Mike Leigh’s new play, Grief, is a masterpiece in the art of not listening. Set in late 1950s, the play quietly unveils the devastating lives of a London suburban family, comprising of war widow Dorothy, her reticent brother Edwin and her troubled teenage daughter Victoria, over a 12 month period that is characterised by the seasons. Despite sharing a home and history, these characters struggle to achieve any level of intimacy with each other. They seemingly go through their own rituals (the pre dinner sherries and songs) but fail to truly express themselves or, worse still, properly listen to what is being said or not said. Each of them is wrapped up in their own turmoil, but herein lies the rub for the plot doesn’t really allow the audience to delve deep into these turmoils nor understand the reasons for these turmoils.
Dorothy, we can suppose, is still grieving for her husband; Hugh probably grieves for a life and other opportunities gone by as he nears retirement; and Victoria is caught up in teenage super angst. Dorothy’s relationship with her difficult daughter is particularly painful to watch as she remains steadfastly rigid to her rules and refuses to accept that her daughter is her own person. Still, the gap between generations is nothing new as a theme which is all the more reason why the ending of the play (which I shan’t divulge here) seems extreme.

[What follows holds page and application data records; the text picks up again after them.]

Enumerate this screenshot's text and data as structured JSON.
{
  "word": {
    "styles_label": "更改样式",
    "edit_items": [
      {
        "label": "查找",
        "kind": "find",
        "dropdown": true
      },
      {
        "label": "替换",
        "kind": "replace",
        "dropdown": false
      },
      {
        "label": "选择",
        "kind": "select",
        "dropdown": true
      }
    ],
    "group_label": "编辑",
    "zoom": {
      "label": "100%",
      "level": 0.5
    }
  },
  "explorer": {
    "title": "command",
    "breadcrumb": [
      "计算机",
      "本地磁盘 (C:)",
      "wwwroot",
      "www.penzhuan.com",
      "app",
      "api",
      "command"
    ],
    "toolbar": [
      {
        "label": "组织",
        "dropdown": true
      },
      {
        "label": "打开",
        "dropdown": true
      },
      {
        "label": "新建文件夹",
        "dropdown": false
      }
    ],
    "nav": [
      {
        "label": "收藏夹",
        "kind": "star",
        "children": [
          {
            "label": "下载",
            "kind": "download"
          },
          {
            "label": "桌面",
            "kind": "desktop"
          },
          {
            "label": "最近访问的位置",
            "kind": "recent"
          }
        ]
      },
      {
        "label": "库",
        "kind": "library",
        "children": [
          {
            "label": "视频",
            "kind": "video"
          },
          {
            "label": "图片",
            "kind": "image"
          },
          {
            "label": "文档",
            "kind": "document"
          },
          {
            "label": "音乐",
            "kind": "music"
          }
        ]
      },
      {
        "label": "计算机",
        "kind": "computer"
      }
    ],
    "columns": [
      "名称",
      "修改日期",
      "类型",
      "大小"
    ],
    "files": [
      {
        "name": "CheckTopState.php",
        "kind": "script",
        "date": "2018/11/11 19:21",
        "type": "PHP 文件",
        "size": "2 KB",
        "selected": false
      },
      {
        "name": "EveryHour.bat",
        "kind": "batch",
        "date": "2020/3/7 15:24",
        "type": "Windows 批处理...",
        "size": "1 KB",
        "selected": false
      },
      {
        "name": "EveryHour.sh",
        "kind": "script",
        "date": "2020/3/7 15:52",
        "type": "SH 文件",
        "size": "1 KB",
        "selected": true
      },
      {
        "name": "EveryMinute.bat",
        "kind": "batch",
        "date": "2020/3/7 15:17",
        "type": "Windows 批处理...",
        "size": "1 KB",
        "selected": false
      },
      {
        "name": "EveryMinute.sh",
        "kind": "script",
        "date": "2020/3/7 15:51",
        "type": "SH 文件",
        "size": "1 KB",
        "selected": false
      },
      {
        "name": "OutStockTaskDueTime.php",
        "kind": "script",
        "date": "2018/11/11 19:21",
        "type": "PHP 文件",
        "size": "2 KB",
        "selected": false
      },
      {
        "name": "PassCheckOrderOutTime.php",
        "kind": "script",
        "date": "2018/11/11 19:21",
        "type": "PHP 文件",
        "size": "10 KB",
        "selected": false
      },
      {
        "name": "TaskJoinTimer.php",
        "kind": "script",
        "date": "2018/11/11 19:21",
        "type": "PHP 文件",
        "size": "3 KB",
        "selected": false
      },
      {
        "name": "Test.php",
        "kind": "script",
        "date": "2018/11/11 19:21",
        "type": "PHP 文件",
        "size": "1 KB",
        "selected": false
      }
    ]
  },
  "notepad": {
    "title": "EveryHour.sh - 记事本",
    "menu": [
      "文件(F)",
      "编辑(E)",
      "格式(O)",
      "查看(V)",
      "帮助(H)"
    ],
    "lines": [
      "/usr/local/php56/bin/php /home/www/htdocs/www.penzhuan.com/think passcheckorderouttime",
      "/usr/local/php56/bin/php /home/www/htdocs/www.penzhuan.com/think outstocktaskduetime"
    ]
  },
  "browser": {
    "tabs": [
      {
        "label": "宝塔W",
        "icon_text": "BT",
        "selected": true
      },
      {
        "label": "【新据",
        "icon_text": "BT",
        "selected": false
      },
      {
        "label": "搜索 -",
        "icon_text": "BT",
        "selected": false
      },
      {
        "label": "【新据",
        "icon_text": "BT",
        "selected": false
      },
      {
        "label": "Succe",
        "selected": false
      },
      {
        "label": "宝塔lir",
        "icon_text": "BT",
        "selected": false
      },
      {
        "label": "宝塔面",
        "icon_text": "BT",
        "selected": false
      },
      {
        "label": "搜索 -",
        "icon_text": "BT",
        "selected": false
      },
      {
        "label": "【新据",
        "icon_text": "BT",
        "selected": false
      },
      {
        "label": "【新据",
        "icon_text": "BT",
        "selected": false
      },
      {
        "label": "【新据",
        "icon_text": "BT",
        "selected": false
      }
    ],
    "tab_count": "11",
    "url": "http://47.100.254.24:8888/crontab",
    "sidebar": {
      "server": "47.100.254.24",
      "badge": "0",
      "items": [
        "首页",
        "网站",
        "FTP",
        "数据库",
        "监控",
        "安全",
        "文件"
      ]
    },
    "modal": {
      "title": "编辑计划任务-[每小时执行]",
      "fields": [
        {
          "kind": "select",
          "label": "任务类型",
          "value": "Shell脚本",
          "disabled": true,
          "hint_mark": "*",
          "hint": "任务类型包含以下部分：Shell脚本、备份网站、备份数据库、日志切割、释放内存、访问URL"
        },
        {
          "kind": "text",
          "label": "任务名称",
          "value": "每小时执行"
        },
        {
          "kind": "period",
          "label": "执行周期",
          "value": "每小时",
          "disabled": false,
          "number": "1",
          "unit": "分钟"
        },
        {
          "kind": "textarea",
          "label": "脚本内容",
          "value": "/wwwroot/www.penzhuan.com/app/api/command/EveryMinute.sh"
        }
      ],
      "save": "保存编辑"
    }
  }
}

Not all is gloomy in this play, however. Humourous interjections arrive in the form of three visitors from time to time. Hugh, a doctor friend, arrives for chinwags with Edwin and raises laughter with his ‘all’s well that ends’ and ‘as I’ve said before, I never repeat myself’. The best comedy moments belong to Dorothy’s old pals, Getrude and Muriel, two well meaning, nosy but ultimately self obsessed women. Even in these comic moments, the art of not listening is emphasized as Hugh, Getrude and Muriel ask Edwin and Dorothy plenty of questions but show no interest in their answers.
The play lacks depth but it makes up for this in its superb cast which retains the audience’s attention in a two hour period where little action takes place. Lesley Manville’s Dorothy is brittle and appears to be on the verge of a breakdown any minute; Sam Kelly’s Edwin is a study in torpidity; Ruby Bental’s Victoria is a convincing portrait of a sulky and sullen teenager who is hell-bent on causing pain to her loved ones although we are given no inkling as to why she behaves the way she does. The excellent comic portrayals of Marion Bailey’s Getrude and Wendy Nottingham’s Muriel accentuate Dorothy’s unspoken desperation and loneliness.
Grief is on at the National Theatre until 28 January 2012. Performance time is 2 hours with no intervals. At the time of writing, tickets are sold out for September and October. Box office (www.nationaltheatre.org.uk or 020 7452 3000).